"That was my second trip to SF. My first time there I was sort of figuring out my wheels and still learning. My second time over there I had a better idea of what to ride and my homies were down to film. There were other streets that I wanted to hit that were more towards the city, but for that you need a massive crew to be able to stop traffic and spot for you. Having all the cars on the opposite side of the road made the intersections quite scary for me. Plus, with the streets in San Fran, when they get over a certain degree of steepness, they start building them with these concrete slabs, which have massive cracks. You have to scout the road out and figure where the cracks are the smallest and just aim for that.
"I'd never seen anyone bomb 14th Street and I didn't want to go and bomb a hill that Frank Gerwer or someone else had bombed, you know? I wasn't trying to show anyone up or anything, I just saw 14th and it looked hectic. I had my soft wheels on too, so I went so much faster than I would've with a hard set. It was freaky getting to the bottom, cause I had so much speed. Thankfully I had my gloves and soft wheels so could just throw a big shutdown at the end of it."

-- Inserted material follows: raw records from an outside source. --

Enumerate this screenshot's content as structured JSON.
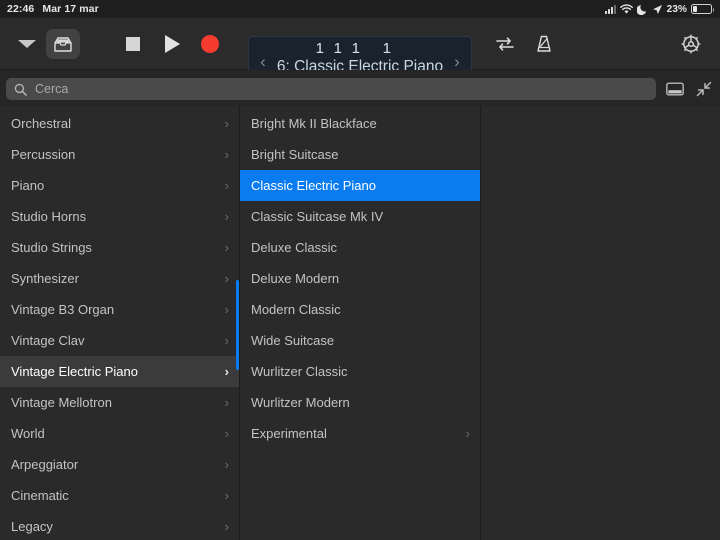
{
  "statusbar": {
    "time": "22:46",
    "date": "Mar 17 mar",
    "battery_percent": "23%",
    "icons": [
      "cellular-signal-icon",
      "wifi-icon",
      "moon-icon",
      "location-arrow-icon",
      "battery-icon"
    ]
  },
  "toolbar": {
    "chevron_down": "chevron-down-icon",
    "library_button": "library-icon",
    "stop_button": "stop-icon",
    "play_button": "play-icon",
    "record_button": "record-icon",
    "cycle_button": "cycle-icon",
    "metronome_button": "metronome-icon",
    "settings_button": "gear-icon",
    "accent_record_color": "#f53c2e"
  },
  "lcd": {
    "position": [
      "1",
      "1",
      "1",
      "1"
    ],
    "patch": "6: Classic Electric Piano",
    "prev_label": "‹",
    "next_label": "›",
    "background_color": "#1a222e"
  },
  "search": {
    "placeholder": "Cerca",
    "value": "",
    "icon": "search-icon",
    "keyboard_toggle_icon": "keyboard-hide-icon",
    "collapse_icon": "collapse-arrows-icon"
  },
  "browser": {
    "selection_color": "#0a7cf0",
    "categories": [
      {
        "label": "Orchestral",
        "has_children": true,
        "selected": false
      },
      {
        "label": "Percussion",
        "has_children": true,
        "selected": false
      },
      {
        "label": "Piano",
        "has_children": true,
        "selected": false
      },
      {
        "label": "Studio Horns",
        "has_children": true,
        "selected": false
      },
      {
        "label": "Studio Strings",
        "has_children": true,
        "selected": false
      },
      {
        "label": "Synthesizer",
        "has_children": true,
        "selected": false
      },
      {
        "label": "Vintage B3 Organ",
        "has_children": true,
        "selected": false
      },
      {
        "label": "Vintage Clav",
        "has_children": true,
        "selected": false
      },
      {
        "label": "Vintage Electric Piano",
        "has_children": true,
        "selected": true
      },
      {
        "label": "Vintage Mellotron",
        "has_children": true,
        "selected": false
      },
      {
        "label": "World",
        "has_children": true,
        "selected": false
      },
      {
        "label": "Arpeggiator",
        "has_children": true,
        "selected": false
      },
      {
        "label": "Cinematic",
        "has_children": true,
        "selected": false
      },
      {
        "label": "Legacy",
        "has_children": true,
        "selected": false
      }
    ],
    "patches": [
      {
        "label": "Bright Mk II Blackface",
        "has_children": false,
        "selected": false
      },
      {
        "label": "Bright Suitcase",
        "has_children": false,
        "selected": false
      },
      {
        "label": "Classic Electric Piano",
        "has_children": false,
        "selected": true
      },
      {
        "label": "Classic Suitcase Mk IV",
        "has_children": false,
        "selected": false
      },
      {
        "label": "Deluxe Classic",
        "has_children": false,
        "selected": false
      },
      {
        "label": "Deluxe Modern",
        "has_children": false,
        "selected": false
      },
      {
        "label": "Modern Classic",
        "has_children": false,
        "selected": false
      },
      {
        "label": "Wide Suitcase",
        "has_children": false,
        "selected": false
      },
      {
        "label": "Wurlitzer Classic",
        "has_children": false,
        "selected": false
      },
      {
        "label": "Wurlitzer Modern",
        "has_children": false,
        "selected": false
      },
      {
        "label": "Experimental",
        "has_children": true,
        "selected": false
      }
    ],
    "detail_items": []
  }
}
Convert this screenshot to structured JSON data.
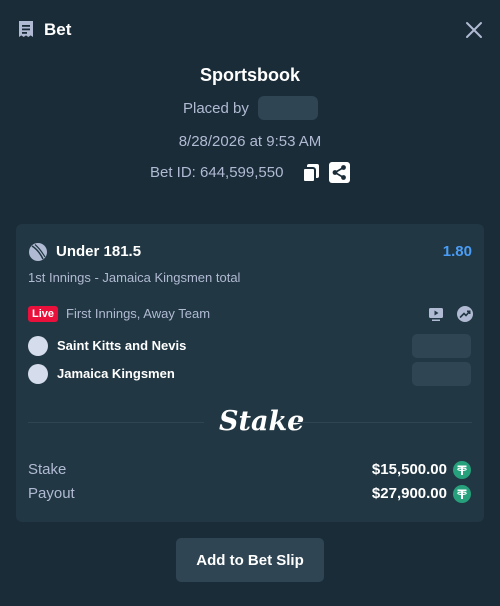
{
  "header": {
    "title": "Bet"
  },
  "info": {
    "sportsbook": "Sportsbook",
    "placed_by": "Placed by",
    "datetime": "8/28/2026 at 9:53 AM",
    "bet_id": "Bet ID: 644,599,550"
  },
  "card": {
    "market": "Under 181.5",
    "odds": "1.80",
    "sub": "1st Innings - Jamaica Kingsmen total",
    "live_badge": "Live",
    "status": "First Innings, Away Team",
    "teams": [
      {
        "name": "Saint Kitts and Nevis"
      },
      {
        "name": "Jamaica Kingsmen"
      }
    ],
    "logo": "Stake",
    "stake_label": "Stake",
    "stake_value": "$15,500.00",
    "payout_label": "Payout",
    "payout_value": "$27,900.00"
  },
  "actions": {
    "add_to_bet_slip": "Add to Bet Slip"
  },
  "colors": {
    "background": "#1a2c38",
    "card": "#213743",
    "accent_odds": "#4a9cf5",
    "live": "#e9113c",
    "usdt": "#26a17b"
  },
  "icons": [
    "bet-slip-icon",
    "close-icon",
    "copy-icon",
    "share-icon",
    "cricket-ball-icon",
    "tv-icon",
    "trend-icon",
    "usdt-icon"
  ]
}
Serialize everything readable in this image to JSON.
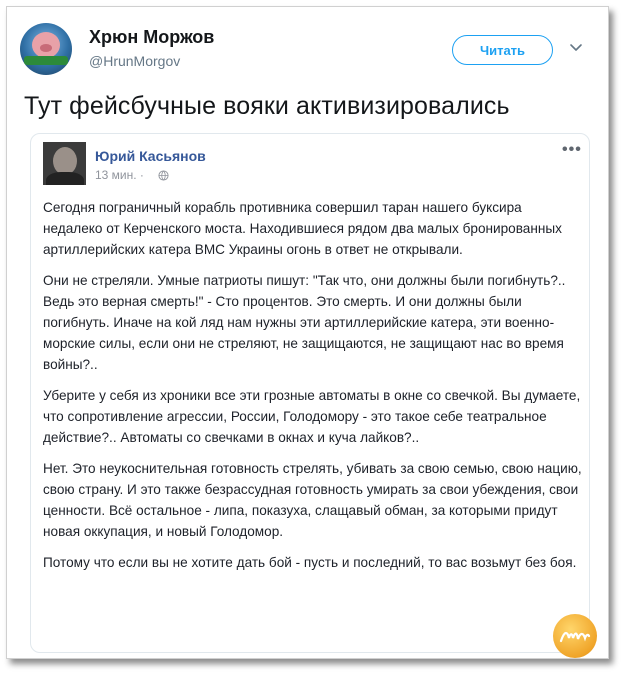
{
  "tweet": {
    "author_name": "Хрюн Моржов",
    "author_handle": "@HrunMorgov",
    "follow_label": "Читать",
    "text": "Тут фейсбучные вояки активизировались"
  },
  "embedded_post": {
    "author_name": "Юрий Касьянов",
    "time": "13 мин. ·",
    "more_label": "•••",
    "paragraphs": [
      "Сегодня пограничный корабль противника совершил таран нашего буксира недалеко от Керченского моста. Находившиеся рядом два малых бронированных артиллерийских катера ВМС Украины огонь в ответ не открывали.",
      "Они не стреляли. Умные патриоты пишут: \"Так что, они должны были погибнуть?.. Ведь это верная смерть!\" - Сто процентов. Это смерть. И они должны были погибнуть. Иначе на кой ляд нам нужны эти артиллерийские катера, эти военно-морские силы, если они не стреляют, не защищаются, не защищают нас во время войны?..",
      "Уберите у себя из хроники все эти грозные автоматы в окне со свечкой. Вы думаете, что сопротивление агрессии, России, Голодомору - это такое себе театральное действие?.. Автоматы со свечками в окнах и куча лайков?..",
      "Нет. Это неукоснительная готовность стрелять, убивать за свою семью, свою нацию, свою страну. И это также безрассудная готовность умирать за свои убеждения, свои ценности. Всё остальное - липа, показуха, слащавый обман, за которыми придут новая оккупация, и новый Голодомор.",
      "Потому что если вы не хотите дать бой - пусть и последний, то вас возьмут без боя."
    ]
  },
  "icons": [
    "avatar-pig",
    "chevron-down-icon",
    "globe-icon",
    "more-icon",
    "watermark-logo"
  ],
  "colors": {
    "twitter_blue": "#1da1f2",
    "fb_name_blue": "#365899",
    "text_dark": "#14171a",
    "muted": "#657786"
  }
}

Eden Terrace Path, Auckland, 2016
"I started hanging out with these longboarders in like 2009, and they actually lived at the bottom of that street. I was waiting for them outside one day, I just kept looking at it and I didn't really think it was do-able–safely anyway. It was rough and lumpy and covered in moss, and you can't really do a slide and go completely 90 [degrees] because there's not enough space on the path for your wheels. They'll go off the side. There's two powerpoles you have to dodge on your way down as well. That video has three shots of me doing it and the first one was my first time going from the top, so I'm real cautious. Then the second time I'm a little bit less cautious and the third time it's the close-up and I really didn't try to carve, I just threw myself down it."
Bedford Street, Dunedin, 2012
"That was for that 20/20 thing and I'm a little bit embarrassed about that footage, just because I was such a kook. Trying to ride around a massive hairpin corner with like the hardest wheels you can get. The crew couldn't film it, so I had to go and film it with my friend in the middle of winter. There was traffic coming up the hill, water streaming across one section of the hairpin and parts of the road were damp from shadows. It was just my first experience of trying to skate a huge corner and I didn't know anything about soft wheels and downhill skateboarding, so I was just a massive street [skating] kook. I think it was a turning point for me; I was determined to learn how to get around corners. I felt kind of defeated after that, just because I would've liked to have gone a lot faster."
KING OF THE ROAD, 8:55pm every Saturday on SKY TV Channel 13.